Goal Setting, Performance Management, and Rewards
No More Dawdling Over Dishes
Andy Davis was proud of his restaurant, The Golden Bow. Its location was perfect, its decor tasteful, its
clientele generous and distinguished. When he first took over the business a year ago, Davis had worried
that the local labor shortage might make it difficult to hire good workers. But he had made some contacts
at a local college and hired a group of servers who worked well with customers and with one another. The
only problem he still had not solved was the dishwasher.
At first Davis felt lucky when he found Eddie Munz, a local high school dropout who had some experience
washing dishes. Davis could not afford to pay a dishwasher more than $4 an hour, but Eddie did not
seem to mind that. Moreover, Eddie seemed to get the dishes clean. But he was so slow! Davis originally
thought Eddie just was not quick about anything, but he changed his mind as he observed his behavior in
the kitchen. Eddie loved to talk to the cooks, often turning his back on the dishes for minutes at a time to
chitchat. He also nibbled desserts off of dirty plates and sprayed the servers with water whenever they
got near him. The kitchen was always a mess, and so many dishes piled up that often two hours after
closing time, when everything else was ready for the next clay, Eddie would still be scraping and squirting
and talking.
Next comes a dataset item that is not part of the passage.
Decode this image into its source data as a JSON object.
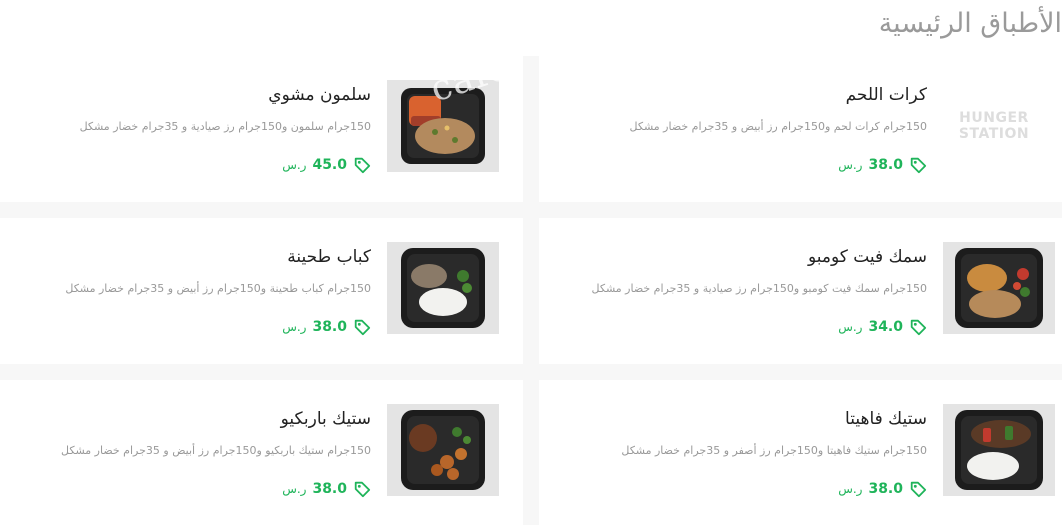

Davis began to wonder if there was a method to Eddie’s madness: He was getting paid by
the hour, so why should he work faster? But Davis did not like having a constantly sloppy kitchen, so he
determined to have a talk with Eddie.
Davis figured out that Eddie had been making $28 on his reasonably efficient nights and then met with
Eddie and made him a proposal. First he asked Eddie how soon he thought he could finish after the last
customer left. Eddie said an hour and a quarter. When Davis asked if he would be interested in getting off
forty-five minutes earlier than he had been, Eddie seemed excited. And when he offered to pay Eddie the
$28 for a complete job every night, regardless of when he finished, Eddie could hardly contain himself. It
turned out he did not like to work until 2:00 a.m., but he needed every dollar he could get.
The next week, a new chalkboard appeared next to the kitchen door leading out to the dining room. On
top it read, “Eddie’s Goal for a Record Time.” By the end of the first week, Davis had printed on the
bottom “l.” Davis began inspecting the dishes more often than usual, but he found no decrease in the
quality of Eddie’s work. So on Sunday, he said to Eddie, “Let’s try for an hour.”
A month later, the board read “42 minutes.” The situation in the kitchen had changed radically. The former
“Eddie the Slob” had become “Eddie the Perfectionist.” His area was spotless, he was often waiting when
someone came from the dining room with a stack of dirty plates, and he took it as a personal affront if
anyone found a spot on a plate he had washed. Instead of complaining about Eddie squirting them, the
servers kidded him about what a worker he had become, and they stacked the plates and separated the
silver to help him break his record. And the first time Eddie got done at 12:42, they all went out for an
hour on the town together.
What did Andy Davis do to change Eddie’s behavior?
Which elements of total quality management and performance management did Andy Davis use?
Could Davis have used a different system of rewards to get the same results from Eddie Munz?